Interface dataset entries
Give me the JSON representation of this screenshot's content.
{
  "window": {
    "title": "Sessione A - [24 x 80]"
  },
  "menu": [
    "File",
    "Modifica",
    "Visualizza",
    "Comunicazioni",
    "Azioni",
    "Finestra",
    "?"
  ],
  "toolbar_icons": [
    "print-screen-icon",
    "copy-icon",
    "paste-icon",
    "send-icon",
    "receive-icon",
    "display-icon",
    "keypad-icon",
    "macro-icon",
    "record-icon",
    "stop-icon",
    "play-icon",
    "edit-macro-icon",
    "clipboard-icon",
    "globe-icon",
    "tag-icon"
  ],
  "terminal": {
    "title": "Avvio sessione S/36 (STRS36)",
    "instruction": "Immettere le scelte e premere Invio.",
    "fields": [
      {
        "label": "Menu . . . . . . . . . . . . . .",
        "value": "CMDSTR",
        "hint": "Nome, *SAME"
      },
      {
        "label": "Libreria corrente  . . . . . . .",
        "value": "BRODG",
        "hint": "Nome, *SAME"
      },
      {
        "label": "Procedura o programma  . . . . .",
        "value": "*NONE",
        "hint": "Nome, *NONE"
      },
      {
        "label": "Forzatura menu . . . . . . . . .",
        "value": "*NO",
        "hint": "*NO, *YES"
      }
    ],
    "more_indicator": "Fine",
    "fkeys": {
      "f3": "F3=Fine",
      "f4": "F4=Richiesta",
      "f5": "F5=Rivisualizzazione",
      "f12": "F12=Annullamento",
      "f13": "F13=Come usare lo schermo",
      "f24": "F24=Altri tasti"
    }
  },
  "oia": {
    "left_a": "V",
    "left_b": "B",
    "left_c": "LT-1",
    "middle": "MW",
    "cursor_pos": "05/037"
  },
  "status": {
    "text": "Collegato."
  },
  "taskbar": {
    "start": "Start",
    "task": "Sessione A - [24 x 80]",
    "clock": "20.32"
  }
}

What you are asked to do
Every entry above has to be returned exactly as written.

Result for this task
Give me the JSON representation of this screenshot's content.
{
  "window": {
    "title": "Sessione A - [24 x 80]"
  },
  "menu": [
    "File",
    "Modifica",
    "Visualizza",
    "Comunicazioni",
    "Azioni",
    "Finestra",
    "?"
  ],
  "toolbar_icons": [
    "print-screen-icon",
    "copy-icon",
    "paste-icon",
    "send-icon",
    "receive-icon",
    "display-icon",
    "keypad-icon",
    "macro-icon",
    "record-icon",
    "stop-icon",
    "play-icon",
    "edit-macro-icon",
    "clipboard-icon",
    "globe-icon",
    "tag-icon"
  ],
  "terminal": {
    "title": "Avvio sessione S/36 (STRS36)",
    "instruction": "Immettere le scelte e premere Invio.",
    "fields": [
      {
        "label": "Menu . . . . . . . . . . . . . .",
        "value": "CMDSTR",
        "hint": "Nome, *SAME"
      },
      {
        "label": "Libreria corrente  . . . . . . .",
        "value": "BRODG",
        "hint": "Nome, *SAME"
      },
      {
        "label": "Procedura o programma  . . . . .",
        "value": "*NONE",
        "hint": "Nome, *NONE"
      },
      {
        "label": "Forzatura menu . . . . . . . . .",
        "value": "*NO",
        "hint": "*NO, *YES"
      }
    ],
    "more_indicator": "Fine",
    "fkeys": {
      "f3": "F3=Fine",
      "f4": "F4=Richiesta",
      "f5": "F5=Rivisualizzazione",
      "f12": "F12=Annullamento",
      "f13": "F13=Come usare lo schermo",
      "f24": "F24=Altri tasti"
    }
  },
  "oia": {
    "left_a": "V",
    "left_b": "B",
    "left_c": "LT-1",
    "middle": "MW",
    "cursor_pos": "05/037"
  },
  "status": {
    "text": "Collegato."
  },
  "taskbar": {
    "start": "Start",
    "task": "Sessione A - [24 x 80]",
    "clock": "20.32"
  }
}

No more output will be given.